Cooperstown Hero was always cut out to be a nice horse. He was a $185,000 purchase as a yearling at Saratoga in 2000.

But he was as injury-plagued as he was talented and didn't make his first start until last Saturday, when he made his debut as a 5-year-old gelding in a bottom-level $8,000 claimer.

Although he broke slowly, Cooperstown Hero was able to outrace Roads West for the lead and pulled away through the stretch for a five-length victory.

The victory was a reward for trainer Bob Hess Sr., whose patience with Cooperstown Hero seemed almost infinite.

"If a horse can run, you don't mind waiting," Hess said. "If a horse can't run, you get rid of him. The ones that are difficult are the in-betweeners."

David Shimmon purchased Cooperstown Hero as a yearling and sent him to D. Wayne Lukas, but Cooperstown Hero couldn't handle training and had to be turned out.

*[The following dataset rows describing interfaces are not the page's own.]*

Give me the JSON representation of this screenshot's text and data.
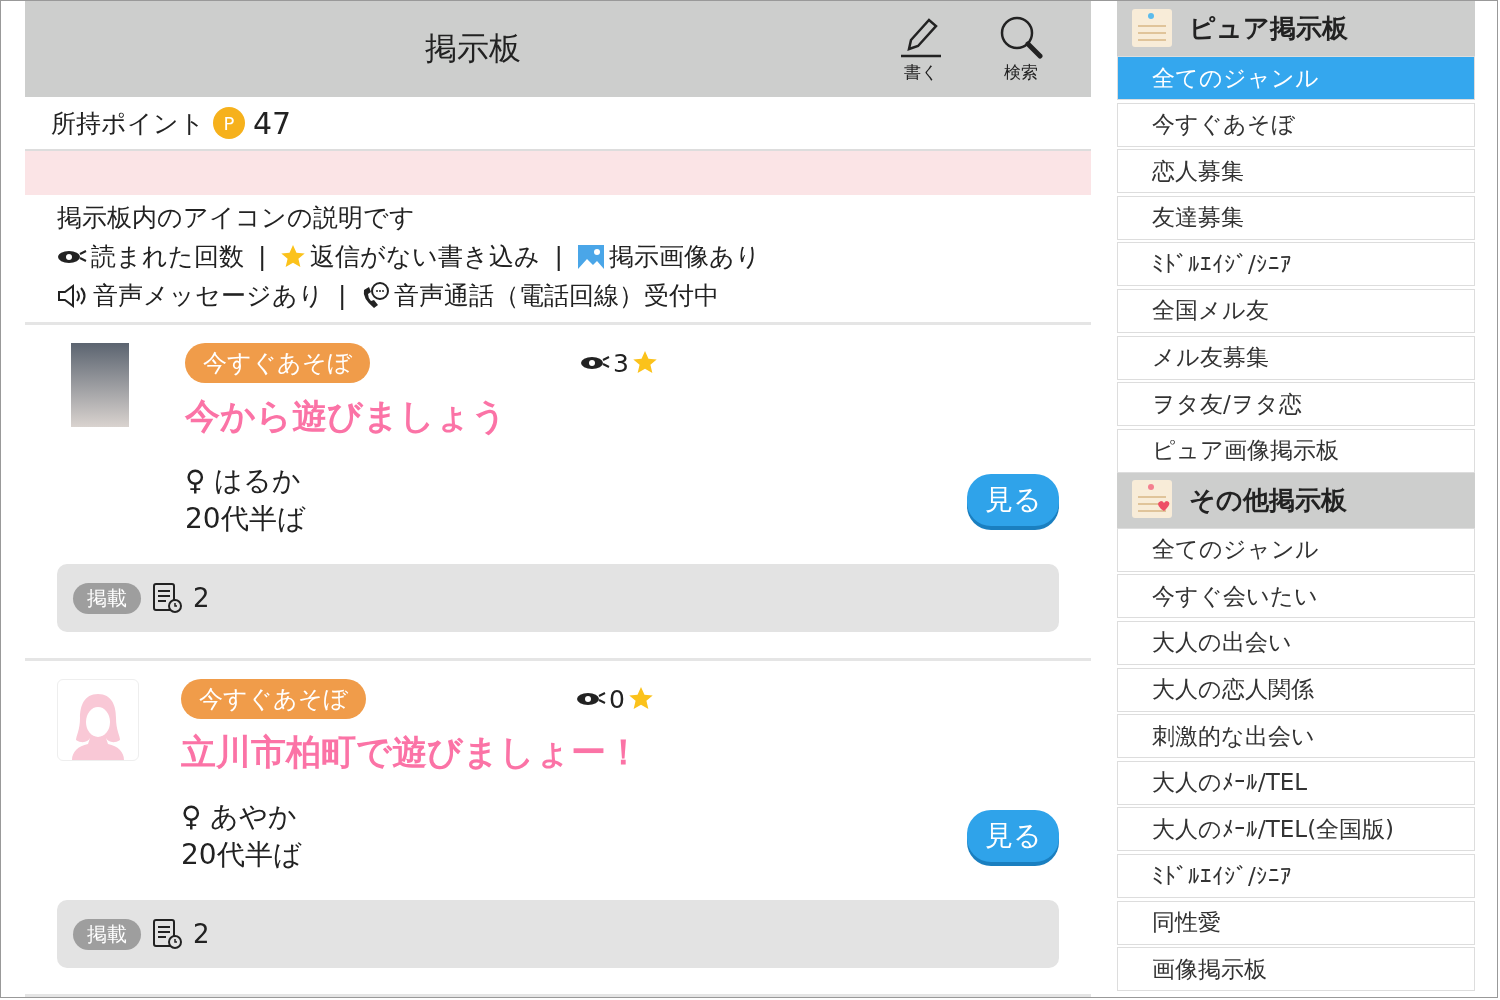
{
  "header": {
    "title": "掲示板",
    "actions": [
      {
        "kind": "write",
        "label": "書く"
      },
      {
        "kind": "search",
        "label": "検索"
      }
    ]
  },
  "points": {
    "label": "所持ポイント",
    "badge": "P",
    "value": "47"
  },
  "legend": {
    "intro": "掲示板内のアイコンの説明です",
    "separator": "|",
    "rows": [
      [
        {
          "kind": "eye",
          "text": "読まれた回数"
        },
        {
          "kind": "star",
          "text": "返信がない書き込み"
        },
        {
          "kind": "image",
          "text": "掲示画像あり"
        }
      ],
      [
        {
          "kind": "speaker",
          "text": "音声メッセージあり"
        },
        {
          "kind": "phone",
          "text": "音声通話（電話回線）受付中"
        }
      ]
    ]
  },
  "posts": [
    {
      "avatar": {
        "kind": "photo"
      },
      "category": "今すぐあそぼ",
      "views": "3",
      "unreplied": true,
      "title": "今から遊びましょう",
      "gender": "♀",
      "name": "はるか",
      "age": "20代半ば",
      "button": "見る",
      "tag": "掲載",
      "count": "2"
    },
    {
      "avatar": {
        "kind": "silhouette"
      },
      "category": "今すぐあそぼ",
      "views": "0",
      "unreplied": true,
      "title": "立川市柏町で遊びましょー！",
      "gender": "♀",
      "name": "あやか",
      "age": "20代半ば",
      "button": "見る",
      "tag": "掲載",
      "count": "2"
    }
  ],
  "sidebar": [
    {
      "kind": "pure",
      "title": "ピュア掲示板",
      "items": [
        {
          "label": "全てのジャンル",
          "selected": true
        },
        {
          "label": "今すぐあそぼ",
          "selected": false
        },
        {
          "label": "恋人募集",
          "selected": false
        },
        {
          "label": "友達募集",
          "selected": false
        },
        {
          "label": "ﾐﾄﾞﾙｴｲｼﾞ/ｼﾆｱ",
          "selected": false
        },
        {
          "label": "全国メル友",
          "selected": false
        },
        {
          "label": "メル友募集",
          "selected": false
        },
        {
          "label": "ヲタ友/ヲタ恋",
          "selected": false
        },
        {
          "label": "ピュア画像掲示板",
          "selected": false
        }
      ]
    },
    {
      "kind": "other",
      "title": "その他掲示板",
      "items": [
        {
          "label": "全てのジャンル",
          "selected": false
        },
        {
          "label": "今すぐ会いたい",
          "selected": false
        },
        {
          "label": "大人の出会い",
          "selected": false
        },
        {
          "label": "大人の恋人関係",
          "selected": false
        },
        {
          "label": "刺激的な出会い",
          "selected": false
        },
        {
          "label": "大人のﾒｰﾙ/TEL",
          "selected": false
        },
        {
          "label": "大人のﾒｰﾙ/TEL(全国版)",
          "selected": false
        },
        {
          "label": "ﾐﾄﾞﾙｴｲｼﾞ/ｼﾆｱ",
          "selected": false
        },
        {
          "label": "同性愛",
          "selected": false
        },
        {
          "label": "画像掲示板",
          "selected": false
        }
      ]
    }
  ]
}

He was eventually sent to Hess as a 3-year-old and was nearing a race.

"He worked 11 and change one day and just dusted a pretty decent horse," Hess said. "But he wasn't right, and we turned him out again for eight months."

Frustrated by the never-ending problems, Shimmon told Hess he could have Cooperstown Hero if he would pay the horse's boarding bills.

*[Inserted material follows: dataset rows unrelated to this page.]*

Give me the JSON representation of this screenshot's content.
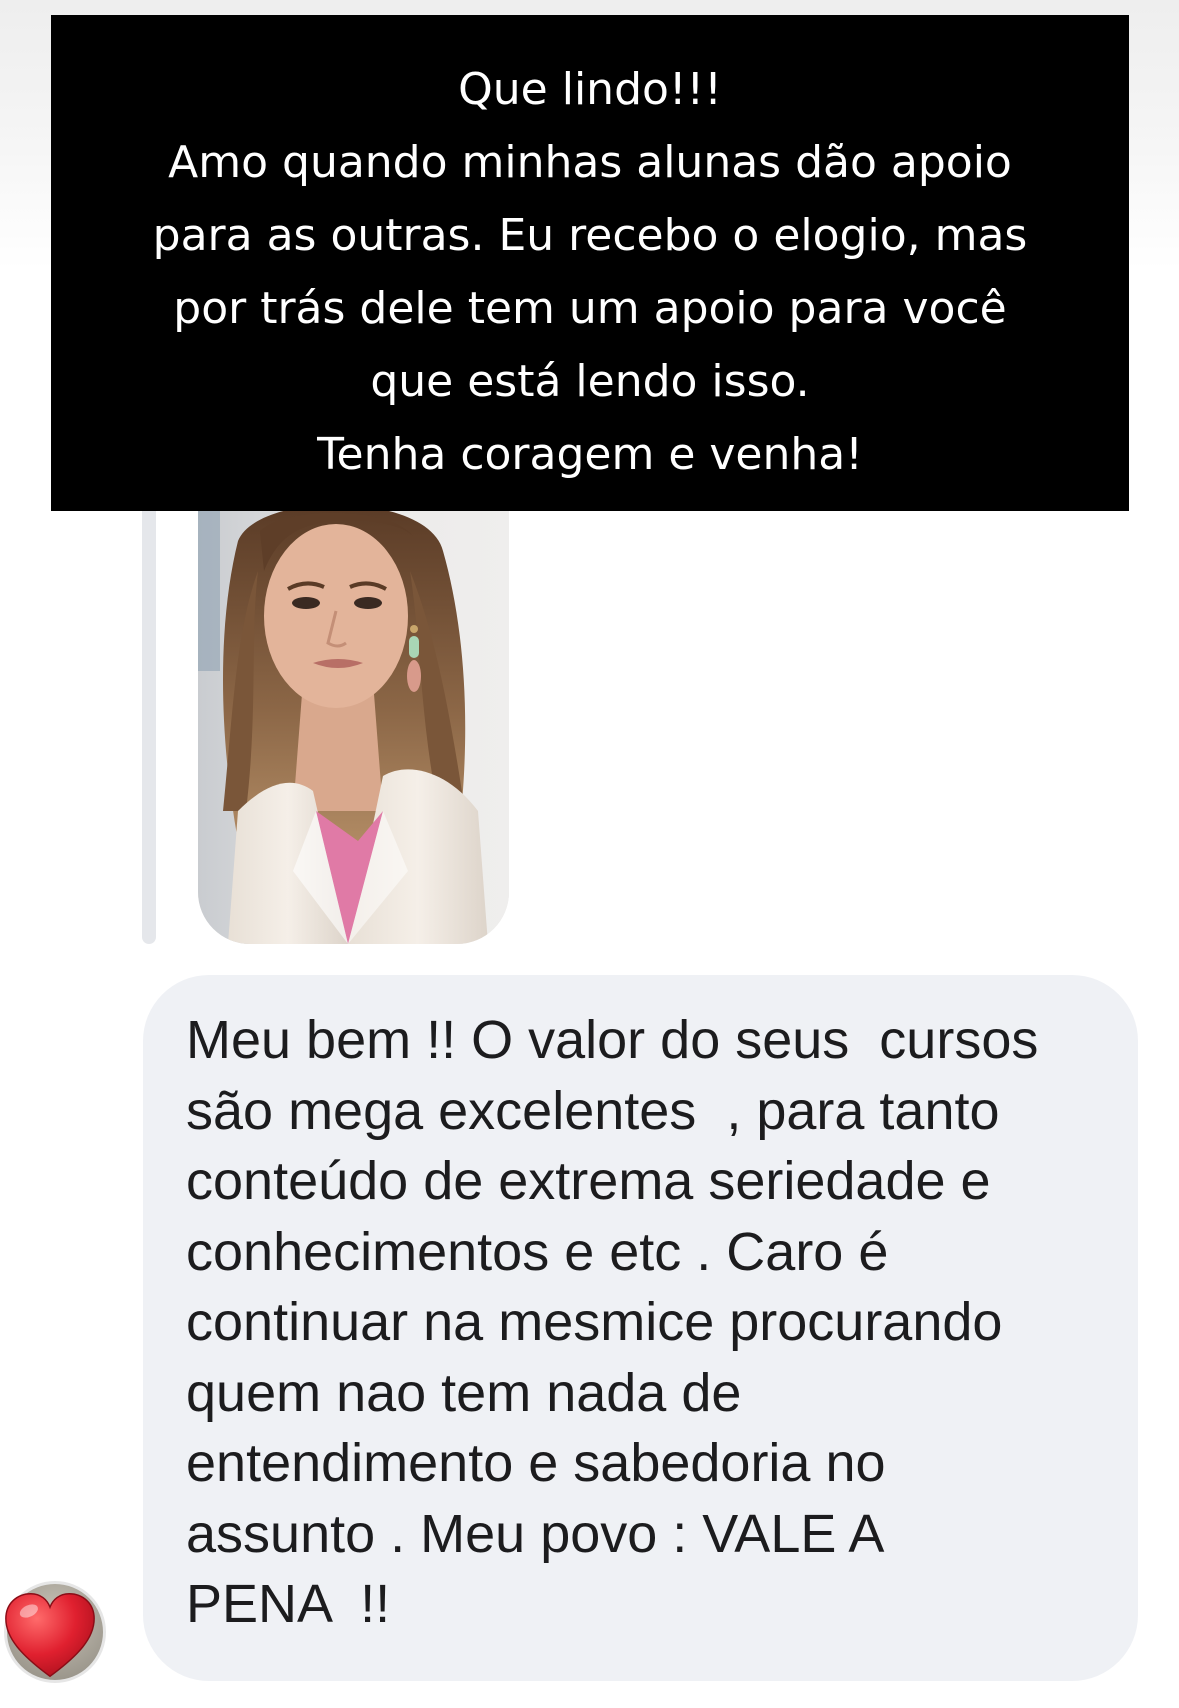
{
  "story_caption": {
    "lines": [
      "Que lindo!!!",
      "Amo quando minhas alunas dão apoio",
      "para as outras. Eu recebo o elogio, mas",
      "por trás dele tem um apoio para você",
      "que está lendo isso.",
      "Tenha coragem e venha!"
    ]
  },
  "story_reply": {
    "thumbnail_icon": "story-video-thumbnail"
  },
  "message": {
    "lines": [
      "Meu bem !! O valor do seus  cursos",
      "são mega excelentes  , para tanto",
      "conteúdo de extrema seriedade e",
      "conhecimentos e etc . Caro é",
      "continuar na mesmice procurando",
      "quem nao tem nada de",
      "entendimento e sabedoria no",
      "assunto . Meu povo : VALE A",
      "PENA  !!"
    ]
  },
  "reaction": {
    "icon": "red-heart-icon",
    "color": "#e0202f"
  },
  "colors": {
    "caption_bg": "#000000",
    "caption_text": "#ffffff",
    "bubble_bg": "#eff1f5",
    "bubble_text": "#1c1c1e"
  }
}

Hess agreed, but after Cooperstown Hero returned to his barn, he popped a splint last July. The splint was pin- fired and then became infected.

"I'd never seen that before," Hess said.

Hess began working him in September, but Cooperstown Hero suffered another minor setback and couldn't work again until this January. Hess had to plan works carefully because of wet track conditions but finally got Cooperstown Hero to the races.

"If he'd gotten claimed, I would have lost money," Hess said. "Now that he's won, it's a different game. I originally thought about starting him long. He's long-striding, and I might look for a seven-furlong race at Santa Anita."

Turfer favored on main track

Six 4-year-old fillies meet in Wednesday's Golden Gate Fields feature, a $25,000 claimer at 1 1/16 miles.

Turf specialist Alalila should be the one to beat, even though the race will be contested on the main track. She beat a field of $32,000 claimers two back and is pitted against her own age group today.

She comes from off the pace, but the race should be contentious early, with Lonesome Knight and A Reel Tizzy vying for the lead and Tender Trap and Gonetothedoctor sitting close.

Turf racing resumes Wednesday, with the first grass race in more than one month. Ec Lady looks the one to beat in a field of five fillies and mares going 1 1/16 miles in a $12,500 starter allowance.

Track legend Red Lowry dies

F.A. "Red" Lowry, a former Golden Gate Fields track superintendent and trainer for more than 40 years, died in his Phoenix, Ariz., home of a heart attack last month. A New Jersey native, Lowry was 71.